Li, Yusfeng  and Chuang Wang.2010.An Empirical Study of Reading Self Efficacy and the Use of Reading Strategies in the  Chinese EFL Context. Asian EFL Journal.Vol 12, Pp. 144-162. Available online on http://www.asian_efl_journal.com.Retrieved on October 7th  2012.

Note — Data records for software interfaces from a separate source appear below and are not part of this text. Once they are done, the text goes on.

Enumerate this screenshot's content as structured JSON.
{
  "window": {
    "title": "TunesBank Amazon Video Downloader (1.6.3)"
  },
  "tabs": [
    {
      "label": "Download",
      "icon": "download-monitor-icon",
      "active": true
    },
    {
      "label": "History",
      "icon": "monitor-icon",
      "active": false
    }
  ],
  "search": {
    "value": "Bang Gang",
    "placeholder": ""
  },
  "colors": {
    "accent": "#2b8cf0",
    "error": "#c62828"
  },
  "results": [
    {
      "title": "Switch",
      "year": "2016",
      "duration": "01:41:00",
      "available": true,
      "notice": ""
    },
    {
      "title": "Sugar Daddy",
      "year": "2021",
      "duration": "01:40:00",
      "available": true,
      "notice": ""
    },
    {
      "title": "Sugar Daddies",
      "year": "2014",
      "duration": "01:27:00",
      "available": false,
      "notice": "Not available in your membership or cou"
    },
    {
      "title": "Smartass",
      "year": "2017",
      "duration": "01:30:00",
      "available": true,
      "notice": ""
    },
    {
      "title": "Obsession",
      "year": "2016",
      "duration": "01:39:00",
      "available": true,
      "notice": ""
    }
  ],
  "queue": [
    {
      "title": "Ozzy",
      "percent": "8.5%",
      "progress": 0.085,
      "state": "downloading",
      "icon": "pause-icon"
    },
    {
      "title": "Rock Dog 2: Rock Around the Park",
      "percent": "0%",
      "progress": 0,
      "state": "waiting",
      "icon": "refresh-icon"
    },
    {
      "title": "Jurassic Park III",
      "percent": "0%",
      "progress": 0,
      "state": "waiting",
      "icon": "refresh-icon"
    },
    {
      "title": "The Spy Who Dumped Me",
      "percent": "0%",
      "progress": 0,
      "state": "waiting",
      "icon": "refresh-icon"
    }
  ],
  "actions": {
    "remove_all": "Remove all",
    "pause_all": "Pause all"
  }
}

      Li and Wang(2010) conducted  a study on  an Empirical Study of  Reading Self Efficacy and the Use of Reading Strategies in the Chinese EFL Context. The objective of the study was to explore the relationship  between reading self-efficacy and the use of reading strategies and to find out how the former influenced the latter. In this study, self efficacy was defined as people judgement of their capabilities to organize and conduct courses of action that required to reach  the designed types of performances. While, reading strategy was defined as the conscious procedure that was used by the readers to enhance the text comprehension. Because the objective of this study was  to explore the  relationship between self efficacy and the use of reading strategy,  so it was an expectation that by conducting this study ,reading self-efficacy gave some positive  influences on the use of reading strategies and that fostering reading self-efficacy could improve the effectiveness.The method related to the participant and the instrument that were used in this study. The participant of the study were sophomore English major in Department of Foreign Languages. Convenience sampling was used because the first author was a graduate  student of the department. The total of the students participated in the study was 139 students. The participants were predominantly female with only 18 male students. The instrument used in this study included two questionnaire : reading self-efficacy questionnaire and the use of reading strategies questionnaire. For the reading self efficacy questionnaire , there were originally 32 items in this questionnaire , 8 of which were  to measure self-efficacy in reading. While for the use of reading strategies questionnaire, there were 48 items randomly arranged in the questionnaire. The result of this study showed that reading self-efficacy gave some influences on the use of reading strategies and that fostering reading self-efficacy could improve the effectiveness of reading strategies instruction. In addition, reading strategies-highly self-efficacious readers reported significantly more use of reading strategies than those with low self-efficacy. In conclusion, reading self –efficacy  was significantly positively related to the use of reading strategies.